* [REQUIREMENT]:
Only lines holding "What" are needed; copy each of them from the data below.

TASK MATERIAL Start Marker

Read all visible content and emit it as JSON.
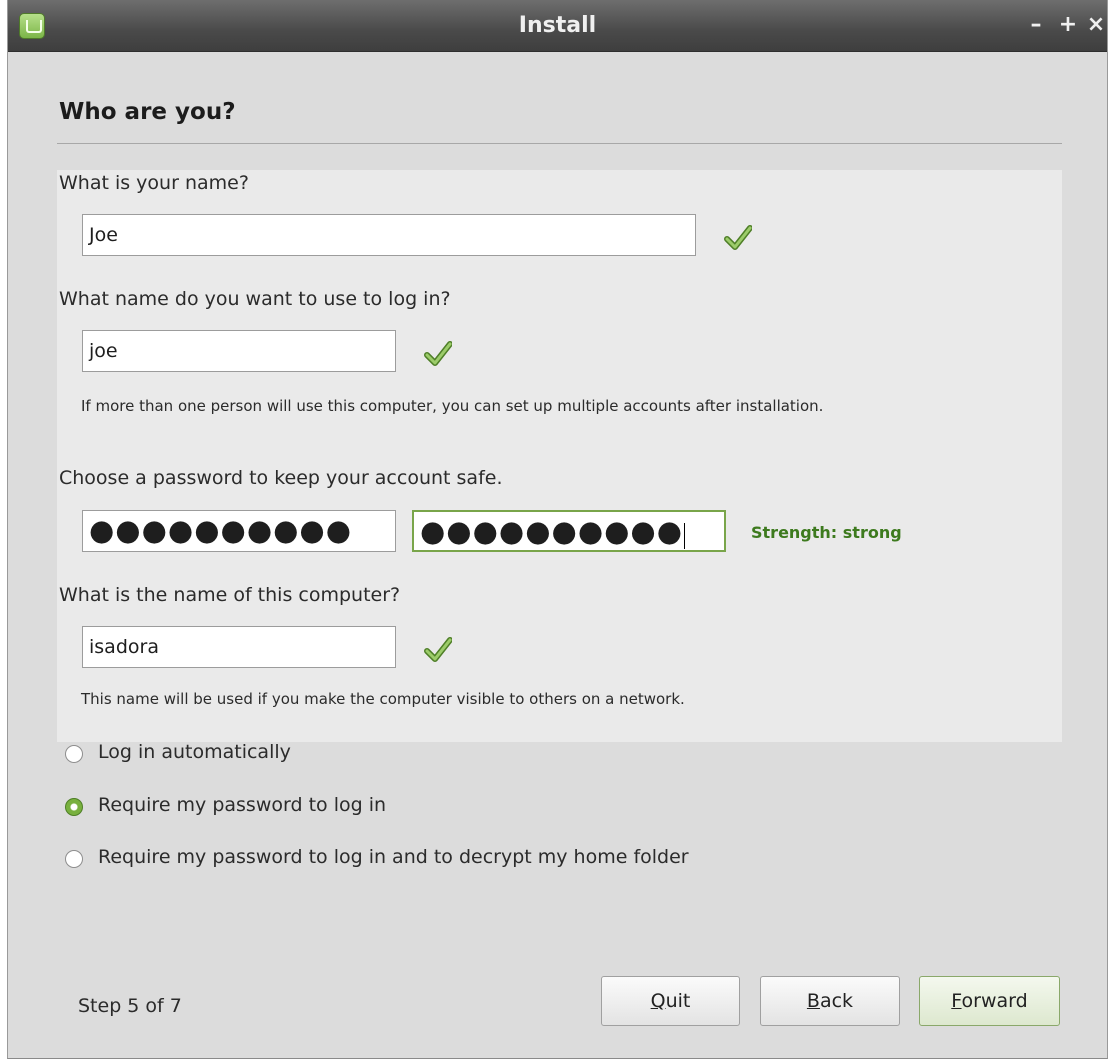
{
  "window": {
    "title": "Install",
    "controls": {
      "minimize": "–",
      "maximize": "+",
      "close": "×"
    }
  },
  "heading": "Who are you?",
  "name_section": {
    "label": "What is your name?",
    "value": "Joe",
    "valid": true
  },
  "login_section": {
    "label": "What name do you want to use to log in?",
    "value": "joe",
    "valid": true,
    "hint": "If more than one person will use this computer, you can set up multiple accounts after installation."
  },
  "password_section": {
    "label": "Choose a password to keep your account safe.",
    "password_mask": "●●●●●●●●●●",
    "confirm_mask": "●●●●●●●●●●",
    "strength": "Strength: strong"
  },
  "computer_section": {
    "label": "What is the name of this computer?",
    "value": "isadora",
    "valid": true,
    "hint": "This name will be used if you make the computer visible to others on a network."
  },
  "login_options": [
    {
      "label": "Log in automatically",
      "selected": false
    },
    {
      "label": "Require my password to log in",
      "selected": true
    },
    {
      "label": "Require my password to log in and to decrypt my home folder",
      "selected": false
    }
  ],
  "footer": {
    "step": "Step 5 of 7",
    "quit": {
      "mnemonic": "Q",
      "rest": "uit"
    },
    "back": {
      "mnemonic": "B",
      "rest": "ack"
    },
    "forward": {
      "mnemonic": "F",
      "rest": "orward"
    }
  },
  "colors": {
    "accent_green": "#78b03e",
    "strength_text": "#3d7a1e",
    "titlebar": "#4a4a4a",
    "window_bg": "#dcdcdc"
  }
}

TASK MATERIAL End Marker

* [WRITTEN ANSWER]:
    "label": "What is your name?",
    "label": "What name do you want to use to log in?",
    "label": "What is the name of this computer?",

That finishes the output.